We leveraged GANs and style extraction (neural style transfer without the content loss, in collaboration with Rheza Budiono) to encourage discussion and broaden speculation about the condition and future of a city, about the way in which its complexities might unravel. Through experimenting with these technologies in Narva’s post-industrial landscape, we eventually arrived at a place of hope: that computer vision, large-scale image analysis, and cartography, when coalesced, can be tools for abstracting the shapes and functions of a city, unleashing the collective imagination of groups, giving them the capacity to redefine their own environment.

We are proposing to write an article about the use of new digital media as tools for reconfiguring the imagination of contemporary cities.

Photo of the metanar.com website: The Image of Three Cities Narva, Нарва and Narwa
The Image of Three Cities: Narva, Нарва and Narwa

Deconstructed Field Study

Spring School 2019
→ Весенняя Школа 2019
→ Kevadkool 2019
→ Kevätkoulu 2019

In the Deconstructed Field Studies -workshop lead by Polina Medvedeva, participants interacted with the city and its inhabitants documenting small stories and local knowledge about the informal economies and non-conformist communal structures of Narva.

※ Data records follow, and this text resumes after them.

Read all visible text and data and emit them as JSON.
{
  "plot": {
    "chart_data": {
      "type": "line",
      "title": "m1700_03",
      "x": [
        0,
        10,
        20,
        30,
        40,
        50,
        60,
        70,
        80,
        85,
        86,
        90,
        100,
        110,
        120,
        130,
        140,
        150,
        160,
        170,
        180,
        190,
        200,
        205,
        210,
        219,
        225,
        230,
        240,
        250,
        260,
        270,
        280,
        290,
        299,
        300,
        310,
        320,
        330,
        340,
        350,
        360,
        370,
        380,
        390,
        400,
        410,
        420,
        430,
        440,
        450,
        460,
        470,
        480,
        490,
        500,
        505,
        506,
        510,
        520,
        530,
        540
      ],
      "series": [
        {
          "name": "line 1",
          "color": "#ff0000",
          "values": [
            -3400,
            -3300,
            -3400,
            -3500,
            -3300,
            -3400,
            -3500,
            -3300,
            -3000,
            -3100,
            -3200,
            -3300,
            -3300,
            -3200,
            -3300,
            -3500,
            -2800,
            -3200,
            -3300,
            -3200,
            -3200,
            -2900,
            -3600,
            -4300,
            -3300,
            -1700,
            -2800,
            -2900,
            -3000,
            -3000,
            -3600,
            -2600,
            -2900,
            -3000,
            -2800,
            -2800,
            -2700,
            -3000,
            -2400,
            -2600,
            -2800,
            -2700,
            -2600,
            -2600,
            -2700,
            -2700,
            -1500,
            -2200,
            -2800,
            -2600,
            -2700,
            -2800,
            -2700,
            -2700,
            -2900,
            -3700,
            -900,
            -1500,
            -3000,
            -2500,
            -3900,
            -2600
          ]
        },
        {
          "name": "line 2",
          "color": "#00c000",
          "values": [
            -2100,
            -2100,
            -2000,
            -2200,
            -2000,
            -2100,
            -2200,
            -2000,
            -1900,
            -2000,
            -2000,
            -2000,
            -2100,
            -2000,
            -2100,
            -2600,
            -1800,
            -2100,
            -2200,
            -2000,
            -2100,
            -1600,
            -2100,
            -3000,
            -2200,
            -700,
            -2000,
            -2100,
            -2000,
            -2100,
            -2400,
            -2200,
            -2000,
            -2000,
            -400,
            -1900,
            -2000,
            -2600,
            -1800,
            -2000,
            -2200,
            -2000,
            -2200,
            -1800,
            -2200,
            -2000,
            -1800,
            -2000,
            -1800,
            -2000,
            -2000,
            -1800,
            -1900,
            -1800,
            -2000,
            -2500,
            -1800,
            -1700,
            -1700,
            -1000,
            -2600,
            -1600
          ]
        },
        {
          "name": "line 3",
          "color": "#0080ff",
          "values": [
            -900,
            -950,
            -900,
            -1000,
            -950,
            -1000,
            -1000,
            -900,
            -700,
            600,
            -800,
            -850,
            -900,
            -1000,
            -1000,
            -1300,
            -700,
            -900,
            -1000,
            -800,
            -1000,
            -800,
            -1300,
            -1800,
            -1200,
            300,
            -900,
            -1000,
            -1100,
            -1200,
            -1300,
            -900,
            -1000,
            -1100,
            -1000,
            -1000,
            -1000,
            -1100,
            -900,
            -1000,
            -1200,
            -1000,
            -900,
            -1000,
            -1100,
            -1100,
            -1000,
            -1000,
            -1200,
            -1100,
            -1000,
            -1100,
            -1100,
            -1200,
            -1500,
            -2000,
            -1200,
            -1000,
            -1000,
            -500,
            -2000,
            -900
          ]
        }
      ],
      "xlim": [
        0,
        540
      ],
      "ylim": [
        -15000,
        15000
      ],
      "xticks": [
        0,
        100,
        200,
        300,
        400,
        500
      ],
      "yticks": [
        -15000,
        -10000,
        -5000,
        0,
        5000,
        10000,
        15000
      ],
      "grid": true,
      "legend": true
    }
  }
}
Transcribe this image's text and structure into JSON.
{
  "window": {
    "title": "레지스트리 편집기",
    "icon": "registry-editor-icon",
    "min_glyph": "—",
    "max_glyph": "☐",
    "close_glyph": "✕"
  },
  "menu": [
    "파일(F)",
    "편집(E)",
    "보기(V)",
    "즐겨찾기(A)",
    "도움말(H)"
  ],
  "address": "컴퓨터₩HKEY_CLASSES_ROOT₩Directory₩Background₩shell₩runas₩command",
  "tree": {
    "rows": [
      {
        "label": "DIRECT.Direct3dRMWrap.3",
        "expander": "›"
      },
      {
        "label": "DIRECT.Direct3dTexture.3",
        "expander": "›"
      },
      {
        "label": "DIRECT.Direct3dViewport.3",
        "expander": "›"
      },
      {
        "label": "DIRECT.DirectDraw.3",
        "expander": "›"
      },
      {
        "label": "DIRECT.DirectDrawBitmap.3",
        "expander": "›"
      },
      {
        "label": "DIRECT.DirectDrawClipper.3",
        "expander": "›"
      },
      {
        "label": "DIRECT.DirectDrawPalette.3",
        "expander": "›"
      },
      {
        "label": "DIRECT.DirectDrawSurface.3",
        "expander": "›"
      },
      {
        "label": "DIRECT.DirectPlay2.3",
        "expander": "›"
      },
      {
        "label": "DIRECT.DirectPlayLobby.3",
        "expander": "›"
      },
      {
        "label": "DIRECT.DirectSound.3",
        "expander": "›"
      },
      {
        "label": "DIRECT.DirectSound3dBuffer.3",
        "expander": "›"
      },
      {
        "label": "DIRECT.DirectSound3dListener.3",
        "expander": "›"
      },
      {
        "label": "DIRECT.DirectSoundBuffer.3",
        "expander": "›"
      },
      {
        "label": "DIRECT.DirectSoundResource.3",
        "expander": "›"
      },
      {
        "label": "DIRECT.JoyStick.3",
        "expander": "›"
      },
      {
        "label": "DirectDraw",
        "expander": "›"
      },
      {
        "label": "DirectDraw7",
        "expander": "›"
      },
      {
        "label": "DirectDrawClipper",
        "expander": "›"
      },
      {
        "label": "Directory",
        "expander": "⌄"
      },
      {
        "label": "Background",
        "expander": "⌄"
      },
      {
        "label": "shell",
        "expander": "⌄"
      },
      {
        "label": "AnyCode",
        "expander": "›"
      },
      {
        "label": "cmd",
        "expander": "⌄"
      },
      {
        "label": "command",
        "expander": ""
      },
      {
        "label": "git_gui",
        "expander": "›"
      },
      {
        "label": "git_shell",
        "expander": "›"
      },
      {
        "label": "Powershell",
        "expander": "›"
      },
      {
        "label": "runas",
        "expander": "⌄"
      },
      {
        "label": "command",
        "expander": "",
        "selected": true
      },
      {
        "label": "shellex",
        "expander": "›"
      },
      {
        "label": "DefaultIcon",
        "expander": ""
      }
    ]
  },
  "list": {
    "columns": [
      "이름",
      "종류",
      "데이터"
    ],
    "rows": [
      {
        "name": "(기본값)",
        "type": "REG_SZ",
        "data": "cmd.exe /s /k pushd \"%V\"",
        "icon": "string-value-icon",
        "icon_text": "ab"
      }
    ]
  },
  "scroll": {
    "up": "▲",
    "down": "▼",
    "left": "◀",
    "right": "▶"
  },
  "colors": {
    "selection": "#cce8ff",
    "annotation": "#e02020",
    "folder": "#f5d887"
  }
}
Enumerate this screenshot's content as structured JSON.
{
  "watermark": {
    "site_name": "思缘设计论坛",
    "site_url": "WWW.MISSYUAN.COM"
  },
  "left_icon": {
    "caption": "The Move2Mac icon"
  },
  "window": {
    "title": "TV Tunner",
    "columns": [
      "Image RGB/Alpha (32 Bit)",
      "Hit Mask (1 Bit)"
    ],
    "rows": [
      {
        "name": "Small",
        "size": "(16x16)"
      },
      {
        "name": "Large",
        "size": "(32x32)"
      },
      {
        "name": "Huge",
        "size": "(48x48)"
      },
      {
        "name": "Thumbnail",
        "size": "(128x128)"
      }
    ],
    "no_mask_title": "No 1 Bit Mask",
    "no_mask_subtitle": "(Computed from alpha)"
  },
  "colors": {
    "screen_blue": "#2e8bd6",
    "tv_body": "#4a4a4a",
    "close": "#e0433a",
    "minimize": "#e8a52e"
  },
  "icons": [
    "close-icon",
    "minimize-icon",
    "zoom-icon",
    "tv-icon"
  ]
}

In 2012 Narva’s old town gets a brand new building, standing next to the Town Hall. Freshly inaugurated Narva College, say Kavakava Architects, reflects the former Stock Exchange Building destroyed during the Second World War. Yet for some Narva older residents, the modern architecture comes as a challenge to their representations.

When entering the building shaped with clear wood structures, a sense of utopia invades the thoughts. A new generation is busy going in and out through the glass doors, discussing at the fancy café or leaning over Estonian and Russian books in the cosy library. Somehow, accounts of the former Kreenholm factory’s social life come to mind. Perhaps, the youth has found its new headquarters.

Among these ambitious youngsters, some have crossed the border from neighbouring Russia. The hybrid situation of Narva appears as an unforeseen opportunity for those who aspire to open the door to Europe.

And yet… just like the golden age of Kreenholm don’t include hard work, stress and health problems in the picture… is the European university utopia resisting the reality of Narva’s complexity? How is this new generation of Russian-speakers arriving in Narva going to face Estonia’s conflicted past? How are Estonians going to process the changing structure and ambitions of the Russian-speaking population? How is the identity of Narva going to be transformed?

As the medieval castle stands still on the bank of the undisturbed Narva river, it feels hard to find the clue, and so we wonder… What will be the face of the future Narva?

(Re)configuring Territories Spring School 2019 – Deconstructed Field Studies 1/2
(Re)configuring Territories Spring School 2019 – Deconstructed Field Studies 2/2
Interviews from the Kreenholmi Manufactuur